This allows you to copy/cut several different items and paste them individually into their specific locations. Here’s how to copy and paste using the Clipboard:
Step 1: Enable Clipboard History
The Clipboard is an OS feature that’s enabled by default. However, for the purpose of this guide, we’ll enable Clipboard History to use the full extent of its capabilities.
To enable Clipboard History, click Start to open the Start Menu, and then click the Settings icon — a small gear located in the bottom left corner. Next, go to System, and choose Clipboard from the left-side pane to open the Clipboard Settings.
There should be a toggle switch that enables the Clipboard History option — turn it on. Additionally, if you’re using Windows across several devices, you can sync your Clipboard across all of them by enabling the appropriate option.
Step 2: Select and Copy Items
Select and copy the desired items using any of the methods described above. You can copy several items at once or individually using the context menu commands or the keyboard shortcuts. Whatever you copy (or cut) will be transferred to the Clipboard.
Step 3: Paste the Items

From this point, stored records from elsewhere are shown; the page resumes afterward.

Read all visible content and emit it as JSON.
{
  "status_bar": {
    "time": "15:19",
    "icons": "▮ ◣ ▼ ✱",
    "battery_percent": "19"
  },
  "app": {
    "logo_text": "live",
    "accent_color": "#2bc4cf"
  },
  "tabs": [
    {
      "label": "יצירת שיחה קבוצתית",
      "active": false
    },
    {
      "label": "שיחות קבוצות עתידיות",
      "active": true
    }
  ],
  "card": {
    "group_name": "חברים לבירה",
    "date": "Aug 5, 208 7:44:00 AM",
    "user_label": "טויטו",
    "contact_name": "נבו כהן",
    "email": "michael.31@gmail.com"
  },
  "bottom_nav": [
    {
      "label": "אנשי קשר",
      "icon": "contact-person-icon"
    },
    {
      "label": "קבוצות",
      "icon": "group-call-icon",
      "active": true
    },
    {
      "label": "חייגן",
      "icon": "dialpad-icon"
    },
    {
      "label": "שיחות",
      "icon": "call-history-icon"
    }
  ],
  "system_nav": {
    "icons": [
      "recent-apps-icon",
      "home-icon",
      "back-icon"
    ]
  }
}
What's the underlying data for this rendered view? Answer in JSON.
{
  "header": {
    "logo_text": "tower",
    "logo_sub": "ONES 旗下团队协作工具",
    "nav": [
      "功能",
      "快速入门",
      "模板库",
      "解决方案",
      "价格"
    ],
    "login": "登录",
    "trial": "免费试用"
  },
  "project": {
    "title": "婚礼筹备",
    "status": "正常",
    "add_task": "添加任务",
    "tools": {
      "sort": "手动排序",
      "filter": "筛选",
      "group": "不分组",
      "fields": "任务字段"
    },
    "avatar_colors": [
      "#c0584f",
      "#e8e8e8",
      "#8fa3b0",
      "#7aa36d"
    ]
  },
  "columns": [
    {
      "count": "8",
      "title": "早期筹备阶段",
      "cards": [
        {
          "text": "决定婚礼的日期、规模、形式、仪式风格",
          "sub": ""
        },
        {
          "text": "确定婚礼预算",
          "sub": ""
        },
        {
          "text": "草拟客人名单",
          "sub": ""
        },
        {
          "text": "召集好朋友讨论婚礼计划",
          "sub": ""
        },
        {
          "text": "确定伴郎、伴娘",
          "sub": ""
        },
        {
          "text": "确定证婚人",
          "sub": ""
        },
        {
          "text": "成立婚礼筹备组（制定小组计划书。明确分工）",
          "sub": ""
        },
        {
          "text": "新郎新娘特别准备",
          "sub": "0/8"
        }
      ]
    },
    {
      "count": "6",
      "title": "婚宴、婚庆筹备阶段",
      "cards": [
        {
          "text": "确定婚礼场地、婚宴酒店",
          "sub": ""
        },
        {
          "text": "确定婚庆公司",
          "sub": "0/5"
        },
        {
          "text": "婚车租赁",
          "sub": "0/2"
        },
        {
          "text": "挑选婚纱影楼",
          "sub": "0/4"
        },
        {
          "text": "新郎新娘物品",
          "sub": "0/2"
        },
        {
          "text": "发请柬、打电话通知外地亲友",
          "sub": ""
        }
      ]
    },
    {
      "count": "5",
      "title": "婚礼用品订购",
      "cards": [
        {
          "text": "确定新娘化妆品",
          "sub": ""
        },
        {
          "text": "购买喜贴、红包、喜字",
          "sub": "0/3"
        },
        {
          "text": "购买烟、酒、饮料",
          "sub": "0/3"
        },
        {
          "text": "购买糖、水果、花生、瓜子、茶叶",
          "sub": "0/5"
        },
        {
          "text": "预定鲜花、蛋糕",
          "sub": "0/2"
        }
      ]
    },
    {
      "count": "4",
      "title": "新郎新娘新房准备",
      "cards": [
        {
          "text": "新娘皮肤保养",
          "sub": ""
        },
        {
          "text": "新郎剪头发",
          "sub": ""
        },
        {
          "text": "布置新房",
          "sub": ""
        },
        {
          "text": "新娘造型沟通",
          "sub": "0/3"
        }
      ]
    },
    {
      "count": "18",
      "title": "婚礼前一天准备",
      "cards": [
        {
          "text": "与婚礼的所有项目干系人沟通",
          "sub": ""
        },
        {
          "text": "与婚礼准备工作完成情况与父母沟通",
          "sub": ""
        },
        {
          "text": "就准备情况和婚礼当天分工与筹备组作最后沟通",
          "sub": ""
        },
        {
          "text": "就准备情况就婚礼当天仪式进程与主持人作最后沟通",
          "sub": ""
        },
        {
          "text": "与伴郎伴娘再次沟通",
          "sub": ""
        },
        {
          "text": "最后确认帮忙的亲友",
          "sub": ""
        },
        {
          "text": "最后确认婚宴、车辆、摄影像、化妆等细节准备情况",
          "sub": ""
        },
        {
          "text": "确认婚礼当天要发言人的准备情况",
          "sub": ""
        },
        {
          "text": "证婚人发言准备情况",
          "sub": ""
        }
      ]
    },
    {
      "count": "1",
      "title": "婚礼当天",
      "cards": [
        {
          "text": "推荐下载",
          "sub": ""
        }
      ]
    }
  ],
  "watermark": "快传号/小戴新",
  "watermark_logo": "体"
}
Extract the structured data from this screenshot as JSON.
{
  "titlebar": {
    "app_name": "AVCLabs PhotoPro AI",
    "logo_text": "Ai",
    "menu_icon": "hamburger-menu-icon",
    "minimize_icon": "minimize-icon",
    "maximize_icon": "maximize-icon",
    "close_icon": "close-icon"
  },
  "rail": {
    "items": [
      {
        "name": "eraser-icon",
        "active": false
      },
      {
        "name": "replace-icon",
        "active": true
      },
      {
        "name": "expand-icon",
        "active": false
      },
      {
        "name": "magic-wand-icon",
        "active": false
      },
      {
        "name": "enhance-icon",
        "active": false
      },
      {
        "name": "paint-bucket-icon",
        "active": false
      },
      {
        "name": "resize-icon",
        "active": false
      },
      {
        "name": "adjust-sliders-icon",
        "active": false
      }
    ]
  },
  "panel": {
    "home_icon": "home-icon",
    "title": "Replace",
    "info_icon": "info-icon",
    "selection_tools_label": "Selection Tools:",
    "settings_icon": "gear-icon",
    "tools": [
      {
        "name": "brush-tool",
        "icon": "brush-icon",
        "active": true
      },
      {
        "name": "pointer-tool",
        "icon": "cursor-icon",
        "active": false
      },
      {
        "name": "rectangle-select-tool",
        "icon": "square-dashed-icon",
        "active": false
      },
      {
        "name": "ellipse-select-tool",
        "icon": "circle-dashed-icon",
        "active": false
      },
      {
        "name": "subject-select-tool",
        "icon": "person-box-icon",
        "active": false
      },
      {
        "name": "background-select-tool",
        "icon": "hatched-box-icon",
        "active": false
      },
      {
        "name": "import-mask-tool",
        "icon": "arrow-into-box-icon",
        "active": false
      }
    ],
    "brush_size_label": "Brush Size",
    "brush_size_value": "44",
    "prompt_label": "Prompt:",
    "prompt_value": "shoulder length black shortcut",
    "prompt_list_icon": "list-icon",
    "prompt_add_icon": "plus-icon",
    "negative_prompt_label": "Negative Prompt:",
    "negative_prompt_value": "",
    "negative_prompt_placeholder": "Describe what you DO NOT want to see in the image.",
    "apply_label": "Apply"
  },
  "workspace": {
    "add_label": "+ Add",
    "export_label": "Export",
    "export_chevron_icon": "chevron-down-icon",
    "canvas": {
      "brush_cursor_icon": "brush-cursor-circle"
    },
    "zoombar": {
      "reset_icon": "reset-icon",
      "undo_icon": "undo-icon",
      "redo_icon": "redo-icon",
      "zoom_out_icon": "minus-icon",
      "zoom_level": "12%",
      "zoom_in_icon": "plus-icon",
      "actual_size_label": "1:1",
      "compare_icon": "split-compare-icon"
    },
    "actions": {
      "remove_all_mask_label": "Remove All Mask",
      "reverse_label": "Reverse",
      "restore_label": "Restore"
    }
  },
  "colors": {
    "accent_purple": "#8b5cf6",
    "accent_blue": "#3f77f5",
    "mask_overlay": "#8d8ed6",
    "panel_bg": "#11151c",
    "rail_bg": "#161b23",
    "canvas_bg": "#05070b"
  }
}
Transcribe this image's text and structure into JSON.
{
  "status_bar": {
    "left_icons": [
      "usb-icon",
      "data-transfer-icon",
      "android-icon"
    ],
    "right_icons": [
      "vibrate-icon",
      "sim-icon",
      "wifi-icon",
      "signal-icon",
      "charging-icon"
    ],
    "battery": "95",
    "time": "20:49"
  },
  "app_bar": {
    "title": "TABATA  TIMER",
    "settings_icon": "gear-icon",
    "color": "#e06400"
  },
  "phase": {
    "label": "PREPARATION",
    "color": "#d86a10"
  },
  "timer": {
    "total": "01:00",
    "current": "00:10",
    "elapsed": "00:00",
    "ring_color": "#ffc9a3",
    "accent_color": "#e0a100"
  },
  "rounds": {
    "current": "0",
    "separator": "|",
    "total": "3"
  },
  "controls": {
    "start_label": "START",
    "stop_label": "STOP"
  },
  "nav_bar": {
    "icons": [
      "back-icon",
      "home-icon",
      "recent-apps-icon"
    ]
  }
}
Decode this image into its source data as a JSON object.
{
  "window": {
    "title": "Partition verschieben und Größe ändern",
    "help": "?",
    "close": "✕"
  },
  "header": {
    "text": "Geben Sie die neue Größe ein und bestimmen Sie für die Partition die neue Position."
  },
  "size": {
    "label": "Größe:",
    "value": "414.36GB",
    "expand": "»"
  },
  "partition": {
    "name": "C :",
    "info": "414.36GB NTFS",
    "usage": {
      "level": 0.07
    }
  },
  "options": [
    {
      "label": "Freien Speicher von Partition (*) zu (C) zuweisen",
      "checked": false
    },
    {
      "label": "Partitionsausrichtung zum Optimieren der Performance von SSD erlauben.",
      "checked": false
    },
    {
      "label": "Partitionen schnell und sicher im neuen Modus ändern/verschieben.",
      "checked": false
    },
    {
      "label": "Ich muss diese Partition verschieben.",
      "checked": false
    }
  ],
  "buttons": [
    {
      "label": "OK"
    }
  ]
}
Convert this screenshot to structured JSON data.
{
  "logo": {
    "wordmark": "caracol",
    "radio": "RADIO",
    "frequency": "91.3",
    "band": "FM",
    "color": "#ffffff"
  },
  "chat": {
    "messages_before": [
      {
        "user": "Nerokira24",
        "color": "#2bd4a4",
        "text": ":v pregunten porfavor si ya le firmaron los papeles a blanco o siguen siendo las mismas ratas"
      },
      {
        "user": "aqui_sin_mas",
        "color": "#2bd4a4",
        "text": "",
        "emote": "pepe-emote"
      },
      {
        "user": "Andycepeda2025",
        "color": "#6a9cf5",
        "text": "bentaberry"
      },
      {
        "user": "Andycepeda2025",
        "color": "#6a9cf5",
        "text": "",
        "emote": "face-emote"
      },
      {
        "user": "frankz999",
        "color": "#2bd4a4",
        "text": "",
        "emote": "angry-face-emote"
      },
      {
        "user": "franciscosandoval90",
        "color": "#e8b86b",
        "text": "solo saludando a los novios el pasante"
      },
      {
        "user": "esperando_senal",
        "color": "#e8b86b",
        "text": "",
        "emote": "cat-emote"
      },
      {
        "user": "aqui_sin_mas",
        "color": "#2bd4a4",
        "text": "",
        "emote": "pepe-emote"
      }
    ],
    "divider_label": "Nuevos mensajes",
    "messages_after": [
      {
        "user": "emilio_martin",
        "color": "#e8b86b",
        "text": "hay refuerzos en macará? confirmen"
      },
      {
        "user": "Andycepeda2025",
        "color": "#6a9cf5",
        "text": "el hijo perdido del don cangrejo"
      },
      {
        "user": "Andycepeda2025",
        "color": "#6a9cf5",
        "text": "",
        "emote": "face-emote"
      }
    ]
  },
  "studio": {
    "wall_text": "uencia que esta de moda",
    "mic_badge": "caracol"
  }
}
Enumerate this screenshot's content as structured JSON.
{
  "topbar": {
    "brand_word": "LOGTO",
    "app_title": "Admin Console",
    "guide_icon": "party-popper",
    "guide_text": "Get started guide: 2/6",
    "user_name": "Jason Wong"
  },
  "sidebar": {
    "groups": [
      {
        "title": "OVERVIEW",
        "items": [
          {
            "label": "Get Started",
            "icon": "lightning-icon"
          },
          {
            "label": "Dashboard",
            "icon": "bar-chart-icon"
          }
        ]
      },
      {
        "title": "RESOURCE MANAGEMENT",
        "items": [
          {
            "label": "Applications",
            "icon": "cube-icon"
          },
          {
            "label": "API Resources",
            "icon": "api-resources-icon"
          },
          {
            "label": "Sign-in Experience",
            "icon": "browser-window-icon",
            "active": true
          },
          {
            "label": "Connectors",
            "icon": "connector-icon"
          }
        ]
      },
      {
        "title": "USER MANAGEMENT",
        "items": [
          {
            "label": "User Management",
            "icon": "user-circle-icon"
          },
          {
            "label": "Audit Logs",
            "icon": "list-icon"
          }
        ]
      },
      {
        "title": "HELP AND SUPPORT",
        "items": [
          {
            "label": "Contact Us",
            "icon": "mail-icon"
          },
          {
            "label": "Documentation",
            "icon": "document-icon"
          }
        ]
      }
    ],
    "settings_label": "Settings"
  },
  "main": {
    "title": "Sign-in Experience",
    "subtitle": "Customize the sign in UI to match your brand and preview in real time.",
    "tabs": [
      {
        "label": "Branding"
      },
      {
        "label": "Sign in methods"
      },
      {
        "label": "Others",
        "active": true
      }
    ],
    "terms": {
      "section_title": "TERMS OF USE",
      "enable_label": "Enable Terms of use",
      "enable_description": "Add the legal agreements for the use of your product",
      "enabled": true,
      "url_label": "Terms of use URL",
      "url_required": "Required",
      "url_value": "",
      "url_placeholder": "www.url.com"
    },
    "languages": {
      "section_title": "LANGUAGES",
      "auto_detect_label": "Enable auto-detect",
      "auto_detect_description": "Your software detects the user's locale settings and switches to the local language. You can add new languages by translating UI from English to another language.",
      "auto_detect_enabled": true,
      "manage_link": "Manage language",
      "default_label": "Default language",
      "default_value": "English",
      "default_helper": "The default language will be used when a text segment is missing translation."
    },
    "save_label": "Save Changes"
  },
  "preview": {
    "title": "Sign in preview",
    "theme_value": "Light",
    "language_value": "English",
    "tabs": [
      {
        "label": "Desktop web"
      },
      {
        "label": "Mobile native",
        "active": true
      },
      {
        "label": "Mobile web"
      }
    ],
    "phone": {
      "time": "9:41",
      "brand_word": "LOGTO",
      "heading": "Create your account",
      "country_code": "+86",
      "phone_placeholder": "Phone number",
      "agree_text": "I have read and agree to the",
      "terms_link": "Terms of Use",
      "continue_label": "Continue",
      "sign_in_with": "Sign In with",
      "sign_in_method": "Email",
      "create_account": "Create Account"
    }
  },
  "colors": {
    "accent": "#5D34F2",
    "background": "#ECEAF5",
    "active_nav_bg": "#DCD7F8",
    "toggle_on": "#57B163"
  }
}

Thanks to the Clipboard History option being enabled, the Clipboard can now hold more than one item at a time. This allows users to select which previously copied/cut items they want to paste into specific locations.
It’s a pretty neat feature; however, it only works using the Clipboard History keyboard shortcut. To open the clipboard history and select the times you want to paste, simply press the Win + V key combination on your keyboard. Once the Clipboard History opens, you can select the desired items you want to paste.
The Difference Between Copy and Cut
Both Copy and Paste are inter-process communication techniques used to transfer data through the computer’s interface. However, while the Copy command creates a duplicate of the selected file, Cut removes the file from its original position. In both cases, the selected item is transferred to the Clipboard before it’s pasted to a specified destination.
When the Paste command is issued, Windows will move the file to the user-specified destination. Depending on whether the item was copied or cut, the OS will either create a duplicate of the file or move the file entirely.
Cutting and pasting items using your mouse is done in the same way as copying and pasting. Just click the selected items using the right mouse button, and select Cut. You can use the Cut shortcut on your keyboard by pressing the Ctrl + X key combination. To paste the previously cut information, simply use the context menu command or the Ctrl + V key combination on your keyboard.
How To Copy and Paste On Windows: 5 Must-Know Facts
- The term “cut and paste” originates from a manuscript editing practice. The editor would cut paragraphs from one page and paste them onto another. The practice remained in use until the 1980s.
- The earliest text editors — teleprinter terminals — provided keyboard commands to delineate text segments for deletion or moving. Some text editors even used a temporary location for text storage for later retrieval.
- 1983’s Apple Lisa was the first text editing system to call that temporary location “the clipboard.” It was also among the first operating systems to use a graphical user interface.
- Apple Lisa and Macintosh were the first OS to use keyboard shortcuts or cut, copy, and paste commands. In fact, Apple Computer suggested using the Command key (Control for Windows) as a key modifier. The more specific commands were then delegated to X for cut, C for Copy, and V for paste.
- Early versions of Windows used the IBM Common User Access standard, but Microsoft later adopted the Apple key combination.
How To Copy and Paste On Windows: Final Words
Knowing how to copy and paste on Windows is one of the crucial skills for anyone working on a PC. Using keyboard shortcuts — one of the methods described in this guide — will certainly help you perform tasks more efficiently.